ON THIS DAY - September
2 September 1805: Nelson to Captain Henry Blackwood who had called at Merton, "I am sure you bring me news of the French and Spanish Fleets, and I think I shall yet have to beat them".
4 September 1805: Lady Hamilton writes to Lady Bolton, "My dear friend I am going broken-hearted, as our dear Nelson is immediately going. It seems as though I have had a fortnight's dream, and am awoke to all the misery of this cruel separation."
6 September 1803: Vice Admiral Horatio Nelson writes to his solicitor for his will: " I send you a Codicil to my Will, which you will not communicate to any person breathing; as I would wish you to open, read it, and if not drawn up properly, send me a copy, and I will execute it. It is possible that my personal estate after the disposal of the furniture at Merton, may not amount to £4,000; and sooner than this legacy, or any other, should go unpaid, I would saddle Bronté, or any other estate with legacies."
10 September 1789: On half pay Captain Horatio Nelson asks Captain William Locker: "Is there any idea of our being drawn into a quarrel by these commotions on the continent? I will take care to make my application in time."
13 September 1805: Vice Admiral Horatio Nelson writes in his private diary, "At half past-ten drove from dear dear Merton where I left all which I hold dear in this world, to go to sea to serve My King and Country. May the Great God whom I adore enable me to fulfil the expectations of my Country; and if it is His good pleasure that I should return, my thanks will never cease being offered up to the throne of His Mercy".
14 September 1805: On arrival at Portsmouth from Merton Vice Admiral Horatio Nelson writes in his private diary: "At six o'clock arrived at Portsmouth, and having arranged all my business, embarked at the bathing machines with Mr Rose and Mr Canning at two; got on board the Victory at St Helens, who dined with me; preparing for sea".
17 September 1805: Vice Admiral Horatio Nelson writes off the Eddystone to Emma Hamilton: "I entreat my dear Emma, that you will cheer up; and we will look forward to many happy years, and be surrounded by our children's children. God Almighty can, when he pleases remove the impediment [his marriage to Lady Nelson".
18 September 1794: Captain Horatio Nelson takes the island of Capraja. To the Governor, enclosing capitulation terms: "Had your answer been a refusal to treat, our attacks by Land and Sea would have commenced, and the lives and property of innocent inhabitants would have been sacrificed by tour fruitless attempt against the superior forces attacking you".
21 September 1796: Commodore Nelson explains to Admiral Sir John Jervis that because of Spain's neutrality he would not take the Spanish vessel La Vengeance, "Although I own my fingers itched for it".
24 September 1793: Off Leghorn Captain Horatio Nelson wrote: "An express came that a French man-of-war, and three sail under her convoy, had anchored under Sardinia. . . Unfit as my ship was, I had nothing left for the honour of our country but to sail, which I did two hours afterwards.
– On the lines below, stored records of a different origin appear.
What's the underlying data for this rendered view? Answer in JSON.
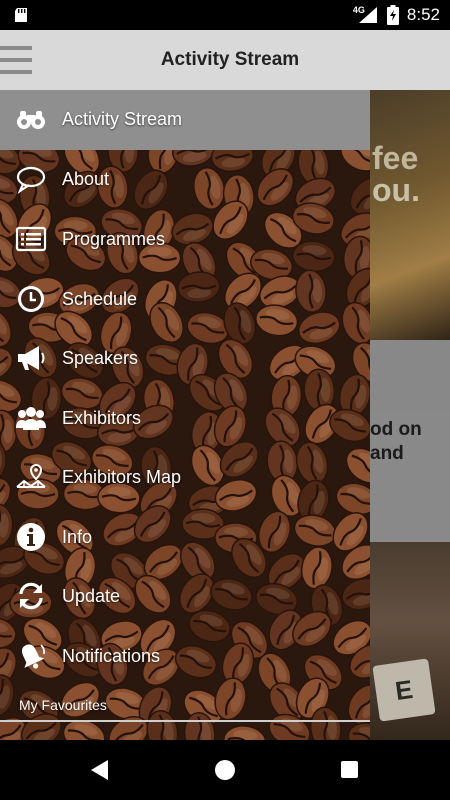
{
  "status_bar": {
    "network": "4G",
    "time": "8:52"
  },
  "app_bar": {
    "title": "Activity Stream"
  },
  "background_content": {
    "card_text_1": "fee",
    "card_text_2": "ou.",
    "card2_text": "od on and",
    "tile_letter": "E"
  },
  "drawer": {
    "items": [
      {
        "label": "Activity Stream",
        "icon": "binoculars-icon",
        "active": true
      },
      {
        "label": "About",
        "icon": "speech-bubble-icon"
      },
      {
        "label": "Programmes",
        "icon": "list-icon"
      },
      {
        "label": "Schedule",
        "icon": "clock-icon"
      },
      {
        "label": "Speakers",
        "icon": "megaphone-icon"
      },
      {
        "label": "Exhibitors",
        "icon": "group-icon"
      },
      {
        "label": "Exhibitors Map",
        "icon": "map-icon"
      },
      {
        "label": "Info",
        "icon": "info-icon"
      },
      {
        "label": "Update",
        "icon": "refresh-icon"
      },
      {
        "label": "Notifications",
        "icon": "bell-icon"
      }
    ],
    "section_label": "My Favourites"
  },
  "colors": {
    "app_bar": "#d9d9d9",
    "active_row": "#8f8f8f",
    "drawer_bg": "#3a2115"
  }
}
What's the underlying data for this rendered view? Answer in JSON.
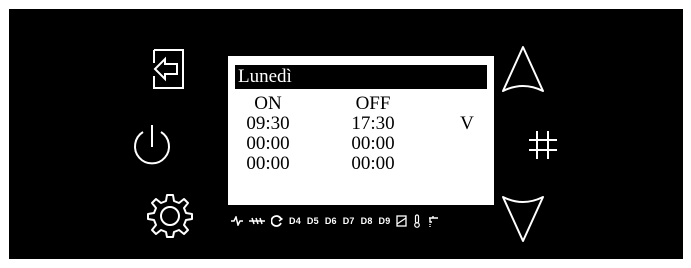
{
  "display": {
    "title": "Lunedì",
    "headers": {
      "on": "ON",
      "off": "OFF"
    },
    "rows": [
      {
        "on": "09:30",
        "off": "17:30",
        "flag": "V"
      },
      {
        "on": "00:00",
        "off": "00:00",
        "flag": ""
      },
      {
        "on": "00:00",
        "off": "00:00",
        "flag": ""
      }
    ]
  },
  "status_bar": {
    "digital_labels": [
      "D4",
      "D5",
      "D6",
      "D7",
      "D8",
      "D9"
    ]
  },
  "buttons": {
    "left": [
      "exit-icon",
      "power-icon",
      "gear-icon"
    ],
    "right": [
      "arrow-up-icon",
      "hash-icon",
      "arrow-down-icon"
    ]
  },
  "colors": {
    "panel": "#000000",
    "screen": "#ffffff",
    "foreground": "#ffffff"
  }
}
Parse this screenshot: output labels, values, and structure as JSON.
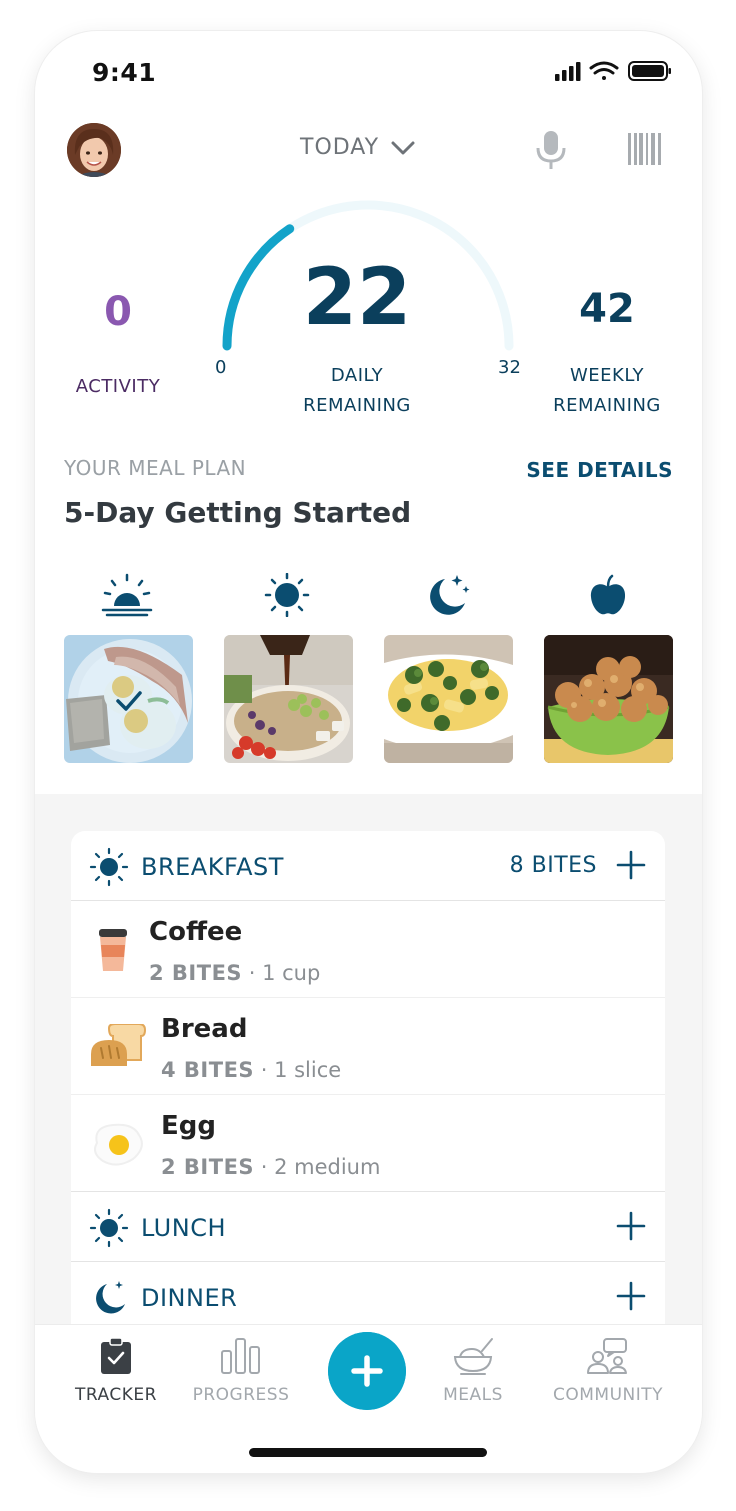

It was necessary to show them what an English man-of-war would do".
25 September 1805: Vice Admiral Horatio Nelson off Cape St Vincent, sends Thunderer and Euralyus ahead to announce his approach. To Vice Admiral Cuthbert Collingwood, he writes, "If you are in sight of Cadiz not only may no salute take place, but also that no Colours may be hoisted, for it is well not to proclaim to the enemy every Ship which may join the Fleet".
27 September 1801: Captain Edward Parker, wounded on the night of 15 August during the attack on the French flotilla at anchor of Boulogne, dies. Vice Admiral Horatio Nelson was very fond of Parker and said, "He suffered much and can suffer more". Nelson subsequently paid for Parker's memorial at Deal, which was subsequently conserved by The 1805 Club.
29 September 1758: HORATIO NELSON was born at Burnham Thorpe, Norfolk, England.